MAG America Announces Release of Documentary on Landmine Crisis in Angola

MAG America Announces Release of Documentary on Landmine Crisis in Angola

Mines Advisory Group (MAG) America will launch a documentary focused on its life changing work in Angola. The film, Surviving the Peace: Angola, tells the interconnected stories of two Angolans struggling with the tragedy of landmines: an 8-year-old landmine accident survivor and a former soldier turned MAG deminer, fighting to save his country's future. The film will premiere in Washington, DC tomorrow at an event for government, corporate, and individual supporters of development in countries plagued with landmine and unexploded ordnance contamination. MAG clears landmines and unexploded ordnance in countries recovering from conflict and currently works in 16 different countries in Africa, Asia, and the Middle East.

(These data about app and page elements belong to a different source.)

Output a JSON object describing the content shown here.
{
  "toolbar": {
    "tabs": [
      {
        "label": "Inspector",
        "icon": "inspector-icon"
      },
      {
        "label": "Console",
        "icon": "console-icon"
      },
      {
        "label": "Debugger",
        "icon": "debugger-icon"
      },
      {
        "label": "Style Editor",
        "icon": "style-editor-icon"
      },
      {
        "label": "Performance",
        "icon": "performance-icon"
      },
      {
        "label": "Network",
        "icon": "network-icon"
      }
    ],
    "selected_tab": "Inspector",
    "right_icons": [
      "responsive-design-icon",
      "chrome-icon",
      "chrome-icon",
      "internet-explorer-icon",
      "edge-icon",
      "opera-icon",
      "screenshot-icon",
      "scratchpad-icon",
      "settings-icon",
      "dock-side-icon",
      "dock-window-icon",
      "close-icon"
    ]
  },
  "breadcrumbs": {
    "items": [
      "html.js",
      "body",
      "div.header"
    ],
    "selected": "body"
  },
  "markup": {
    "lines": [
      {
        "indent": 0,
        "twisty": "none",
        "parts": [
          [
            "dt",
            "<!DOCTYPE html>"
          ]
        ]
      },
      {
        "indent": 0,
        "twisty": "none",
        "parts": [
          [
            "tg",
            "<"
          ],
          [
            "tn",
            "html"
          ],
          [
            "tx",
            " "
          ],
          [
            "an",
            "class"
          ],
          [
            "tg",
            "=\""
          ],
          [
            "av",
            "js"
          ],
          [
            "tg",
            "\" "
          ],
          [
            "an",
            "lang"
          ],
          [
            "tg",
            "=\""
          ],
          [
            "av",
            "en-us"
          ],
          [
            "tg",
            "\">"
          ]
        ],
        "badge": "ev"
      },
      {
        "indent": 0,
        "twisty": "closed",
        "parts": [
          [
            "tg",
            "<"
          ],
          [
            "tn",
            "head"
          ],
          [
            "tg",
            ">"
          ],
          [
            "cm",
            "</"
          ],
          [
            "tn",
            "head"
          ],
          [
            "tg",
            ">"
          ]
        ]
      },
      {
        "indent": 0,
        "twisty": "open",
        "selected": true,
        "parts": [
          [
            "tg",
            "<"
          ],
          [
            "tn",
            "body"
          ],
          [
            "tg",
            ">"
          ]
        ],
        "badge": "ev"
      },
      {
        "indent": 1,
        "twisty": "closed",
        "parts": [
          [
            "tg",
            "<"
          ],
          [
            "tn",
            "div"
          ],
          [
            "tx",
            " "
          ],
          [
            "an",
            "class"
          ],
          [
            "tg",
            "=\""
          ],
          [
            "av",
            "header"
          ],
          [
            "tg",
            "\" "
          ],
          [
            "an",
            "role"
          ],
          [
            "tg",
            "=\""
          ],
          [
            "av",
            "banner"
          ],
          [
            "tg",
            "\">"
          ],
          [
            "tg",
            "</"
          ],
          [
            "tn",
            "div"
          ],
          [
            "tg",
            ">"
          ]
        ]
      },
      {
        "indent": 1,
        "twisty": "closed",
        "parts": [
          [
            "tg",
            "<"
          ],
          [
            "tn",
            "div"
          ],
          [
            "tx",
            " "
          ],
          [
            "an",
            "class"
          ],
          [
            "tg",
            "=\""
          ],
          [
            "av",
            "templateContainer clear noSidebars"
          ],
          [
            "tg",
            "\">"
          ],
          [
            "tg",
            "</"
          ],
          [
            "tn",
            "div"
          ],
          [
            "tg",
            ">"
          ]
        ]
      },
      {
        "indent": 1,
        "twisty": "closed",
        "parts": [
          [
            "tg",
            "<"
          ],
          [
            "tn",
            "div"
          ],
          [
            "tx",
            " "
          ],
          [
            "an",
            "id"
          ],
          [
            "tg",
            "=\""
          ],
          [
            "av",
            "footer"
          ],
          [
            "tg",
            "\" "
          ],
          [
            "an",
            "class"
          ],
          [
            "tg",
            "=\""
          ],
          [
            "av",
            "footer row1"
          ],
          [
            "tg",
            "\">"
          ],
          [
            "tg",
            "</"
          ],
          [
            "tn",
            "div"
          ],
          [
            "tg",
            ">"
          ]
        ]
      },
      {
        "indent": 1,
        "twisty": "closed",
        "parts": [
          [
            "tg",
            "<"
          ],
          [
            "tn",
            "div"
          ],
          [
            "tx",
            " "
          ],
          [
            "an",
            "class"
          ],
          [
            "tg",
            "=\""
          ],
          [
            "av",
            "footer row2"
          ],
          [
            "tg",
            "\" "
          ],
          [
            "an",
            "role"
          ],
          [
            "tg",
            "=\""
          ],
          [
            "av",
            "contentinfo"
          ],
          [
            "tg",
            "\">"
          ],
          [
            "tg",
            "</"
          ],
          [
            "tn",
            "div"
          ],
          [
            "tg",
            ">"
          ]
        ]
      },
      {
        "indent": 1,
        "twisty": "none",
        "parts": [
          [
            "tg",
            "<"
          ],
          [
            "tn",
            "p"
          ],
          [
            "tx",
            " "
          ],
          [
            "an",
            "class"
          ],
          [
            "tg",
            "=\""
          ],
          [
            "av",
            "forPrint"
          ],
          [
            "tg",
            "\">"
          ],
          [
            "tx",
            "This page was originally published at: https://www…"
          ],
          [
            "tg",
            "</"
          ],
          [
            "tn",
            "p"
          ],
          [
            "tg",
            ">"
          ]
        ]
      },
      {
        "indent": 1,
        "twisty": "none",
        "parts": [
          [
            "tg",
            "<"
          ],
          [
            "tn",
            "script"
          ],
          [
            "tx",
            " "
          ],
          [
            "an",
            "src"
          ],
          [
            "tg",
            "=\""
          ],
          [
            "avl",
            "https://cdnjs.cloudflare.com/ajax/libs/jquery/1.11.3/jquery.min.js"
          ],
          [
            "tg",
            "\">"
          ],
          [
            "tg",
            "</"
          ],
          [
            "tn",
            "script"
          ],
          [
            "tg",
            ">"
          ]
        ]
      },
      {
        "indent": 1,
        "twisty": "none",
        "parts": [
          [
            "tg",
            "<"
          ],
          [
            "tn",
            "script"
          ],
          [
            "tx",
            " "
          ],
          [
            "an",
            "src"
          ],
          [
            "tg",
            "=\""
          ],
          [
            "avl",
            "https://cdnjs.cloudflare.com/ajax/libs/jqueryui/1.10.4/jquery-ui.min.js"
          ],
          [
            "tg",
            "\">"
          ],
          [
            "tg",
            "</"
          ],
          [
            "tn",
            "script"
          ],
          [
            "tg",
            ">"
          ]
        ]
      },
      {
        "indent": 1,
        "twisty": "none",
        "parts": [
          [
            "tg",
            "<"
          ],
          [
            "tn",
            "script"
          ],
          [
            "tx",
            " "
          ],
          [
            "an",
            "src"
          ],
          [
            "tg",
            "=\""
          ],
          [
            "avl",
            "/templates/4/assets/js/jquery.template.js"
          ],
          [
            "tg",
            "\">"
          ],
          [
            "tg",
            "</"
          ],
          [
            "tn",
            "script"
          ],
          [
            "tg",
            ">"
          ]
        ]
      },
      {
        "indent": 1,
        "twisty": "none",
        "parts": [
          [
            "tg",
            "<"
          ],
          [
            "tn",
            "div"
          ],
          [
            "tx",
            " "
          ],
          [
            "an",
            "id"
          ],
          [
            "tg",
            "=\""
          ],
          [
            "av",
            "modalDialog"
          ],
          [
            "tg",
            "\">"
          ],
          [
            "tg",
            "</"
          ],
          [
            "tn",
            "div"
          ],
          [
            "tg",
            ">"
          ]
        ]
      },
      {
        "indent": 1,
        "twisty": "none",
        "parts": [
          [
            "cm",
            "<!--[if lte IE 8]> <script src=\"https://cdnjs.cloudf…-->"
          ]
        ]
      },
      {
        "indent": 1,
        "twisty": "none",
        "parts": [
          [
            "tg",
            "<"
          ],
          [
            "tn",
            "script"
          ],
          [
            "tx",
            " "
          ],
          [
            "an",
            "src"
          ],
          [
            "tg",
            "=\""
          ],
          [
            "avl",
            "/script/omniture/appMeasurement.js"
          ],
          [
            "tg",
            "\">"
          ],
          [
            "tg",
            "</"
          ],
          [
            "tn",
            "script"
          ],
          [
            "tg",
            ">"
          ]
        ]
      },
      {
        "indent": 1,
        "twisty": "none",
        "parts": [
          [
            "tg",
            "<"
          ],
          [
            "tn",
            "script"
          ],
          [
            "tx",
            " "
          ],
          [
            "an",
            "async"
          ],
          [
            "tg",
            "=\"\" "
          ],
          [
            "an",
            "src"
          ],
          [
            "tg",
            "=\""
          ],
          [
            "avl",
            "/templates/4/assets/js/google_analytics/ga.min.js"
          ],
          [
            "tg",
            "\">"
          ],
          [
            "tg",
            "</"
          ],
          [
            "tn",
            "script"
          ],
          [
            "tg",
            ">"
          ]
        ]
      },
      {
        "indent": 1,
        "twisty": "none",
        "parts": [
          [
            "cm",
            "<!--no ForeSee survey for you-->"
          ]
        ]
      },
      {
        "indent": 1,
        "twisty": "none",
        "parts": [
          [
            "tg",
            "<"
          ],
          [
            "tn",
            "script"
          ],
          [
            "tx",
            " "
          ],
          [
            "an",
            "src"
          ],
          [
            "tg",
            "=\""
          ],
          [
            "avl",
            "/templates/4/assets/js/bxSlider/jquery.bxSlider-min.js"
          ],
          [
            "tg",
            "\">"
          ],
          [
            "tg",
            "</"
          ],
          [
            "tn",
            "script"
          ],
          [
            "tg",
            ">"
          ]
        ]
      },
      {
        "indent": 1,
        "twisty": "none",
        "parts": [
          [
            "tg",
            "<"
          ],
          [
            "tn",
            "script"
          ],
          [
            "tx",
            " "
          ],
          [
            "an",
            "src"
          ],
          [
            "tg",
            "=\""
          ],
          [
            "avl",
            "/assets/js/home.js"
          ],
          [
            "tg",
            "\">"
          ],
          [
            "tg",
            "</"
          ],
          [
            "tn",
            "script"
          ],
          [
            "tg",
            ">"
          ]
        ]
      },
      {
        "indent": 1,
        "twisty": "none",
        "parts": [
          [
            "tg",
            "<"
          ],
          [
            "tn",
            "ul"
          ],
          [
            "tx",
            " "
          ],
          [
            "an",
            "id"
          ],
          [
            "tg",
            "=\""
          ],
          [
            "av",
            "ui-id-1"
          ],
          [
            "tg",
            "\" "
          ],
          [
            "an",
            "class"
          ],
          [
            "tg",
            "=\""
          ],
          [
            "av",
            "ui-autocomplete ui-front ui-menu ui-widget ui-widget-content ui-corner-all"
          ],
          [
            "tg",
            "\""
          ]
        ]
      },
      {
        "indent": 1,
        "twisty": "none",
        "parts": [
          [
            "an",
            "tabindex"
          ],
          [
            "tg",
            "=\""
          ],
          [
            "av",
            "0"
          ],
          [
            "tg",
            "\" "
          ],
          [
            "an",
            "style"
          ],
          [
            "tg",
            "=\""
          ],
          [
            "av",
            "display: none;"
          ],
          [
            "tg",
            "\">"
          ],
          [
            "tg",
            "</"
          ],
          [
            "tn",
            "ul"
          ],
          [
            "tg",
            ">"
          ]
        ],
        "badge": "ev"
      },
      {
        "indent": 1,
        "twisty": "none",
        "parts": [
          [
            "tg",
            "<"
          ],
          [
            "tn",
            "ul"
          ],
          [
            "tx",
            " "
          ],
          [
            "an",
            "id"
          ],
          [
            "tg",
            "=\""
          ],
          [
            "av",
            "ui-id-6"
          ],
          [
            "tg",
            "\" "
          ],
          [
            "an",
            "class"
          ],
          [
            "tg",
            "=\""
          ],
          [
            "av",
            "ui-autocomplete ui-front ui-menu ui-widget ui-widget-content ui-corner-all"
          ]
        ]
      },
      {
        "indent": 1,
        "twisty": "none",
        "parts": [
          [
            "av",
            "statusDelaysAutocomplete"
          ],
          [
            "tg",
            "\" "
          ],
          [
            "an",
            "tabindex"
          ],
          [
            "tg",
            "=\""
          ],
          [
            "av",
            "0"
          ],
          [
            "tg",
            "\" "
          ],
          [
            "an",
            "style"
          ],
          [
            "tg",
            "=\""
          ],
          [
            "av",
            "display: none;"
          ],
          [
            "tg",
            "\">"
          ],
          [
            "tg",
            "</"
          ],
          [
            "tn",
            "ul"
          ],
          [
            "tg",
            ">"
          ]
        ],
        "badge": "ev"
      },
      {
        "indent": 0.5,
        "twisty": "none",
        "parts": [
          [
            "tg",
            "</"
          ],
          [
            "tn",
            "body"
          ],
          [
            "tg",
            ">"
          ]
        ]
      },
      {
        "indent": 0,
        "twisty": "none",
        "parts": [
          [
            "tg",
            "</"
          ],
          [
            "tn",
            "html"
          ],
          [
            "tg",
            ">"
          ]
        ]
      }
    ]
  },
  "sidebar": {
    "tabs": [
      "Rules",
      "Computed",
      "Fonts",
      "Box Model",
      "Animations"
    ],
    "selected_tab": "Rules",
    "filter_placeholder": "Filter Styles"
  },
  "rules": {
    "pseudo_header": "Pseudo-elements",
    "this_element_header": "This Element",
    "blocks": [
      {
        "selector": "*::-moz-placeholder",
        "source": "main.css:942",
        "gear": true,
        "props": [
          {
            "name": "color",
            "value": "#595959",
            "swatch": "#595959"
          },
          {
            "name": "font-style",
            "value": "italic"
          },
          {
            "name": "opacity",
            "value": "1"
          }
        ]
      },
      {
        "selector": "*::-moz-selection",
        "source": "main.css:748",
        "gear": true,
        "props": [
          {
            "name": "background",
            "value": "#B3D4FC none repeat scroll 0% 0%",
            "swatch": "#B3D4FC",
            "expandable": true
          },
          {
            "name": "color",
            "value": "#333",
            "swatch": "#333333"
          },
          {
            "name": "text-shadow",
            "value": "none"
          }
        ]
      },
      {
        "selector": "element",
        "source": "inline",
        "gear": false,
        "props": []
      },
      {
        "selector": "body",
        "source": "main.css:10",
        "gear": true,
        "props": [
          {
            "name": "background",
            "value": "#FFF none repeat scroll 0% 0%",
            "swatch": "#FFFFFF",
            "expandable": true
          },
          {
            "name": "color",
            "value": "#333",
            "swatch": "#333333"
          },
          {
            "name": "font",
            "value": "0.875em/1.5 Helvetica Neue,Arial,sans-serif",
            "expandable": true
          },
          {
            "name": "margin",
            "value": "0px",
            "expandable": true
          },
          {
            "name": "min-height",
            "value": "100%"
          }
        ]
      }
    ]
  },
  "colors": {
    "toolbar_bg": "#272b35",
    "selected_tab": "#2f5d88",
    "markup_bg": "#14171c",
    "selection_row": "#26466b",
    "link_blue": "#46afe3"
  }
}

The film will kick-off MAG America's campaign to raise $100,000 for its program in Angola.Landmines contaminate all 18 provinces of Angola. In a country already struggling with healthcare and rebuilding infrastructure, one in 334 Angolans is an amputee (James Madison University's Center for International Stabilization and Recovery). According to the UN's World Food Program, at least 34% of the population in Angola is undernourished. By affecting water safety, agricultural development, health campaigns and the socio-economic and emotional state of many inhabitants, landmines destroy the well-being of Angola.

MAG has worked in Angola since 1994, deploying Mine Action Teams to address the incredible need for landmine clearance, and using Community Liaison Teams (CLTs) to deliver Mine Risk Education (MRE) to teach Angolans about the danger that surrounds them and how to stay safe. Even though the CLTs are vital to MAG's work, funding cuts are forcing MAG to shut down that function in its Angola program. The $100,000 campaign will keep those teams funded for an additional 5 months.This contribution would enable the CLTs to conduct over 60 MRE sessions and reach over 43,000 people during that period.

This is particularly vital given the recent increase in accidents, which has doubled since last year and is attributed to returning refugees being relocated to Suspected Hazardous Areas (SHAs), meaning they are forced to build their homes on top of contaminated areas. In June 2012, the United Nations High Commission for Refugees (UNHCR) revoked refugee status for Angolans in neighboring countries, deeming the situation safe for them to return. The only place to relocate these refugees, however, has been areas with landmine contamination since there is just no where else for them to go. When MAG conducts clearance operations, the Mine Action Teams are finding and destroying weapons in homes and in markets, so the CLTs work daily to evacuate sections of the village to ensure their safety and the safety of MAG staff.

Advertisement Advertisement Advertisement Advertisement Advertisement Advertisement Advertisement Advertisement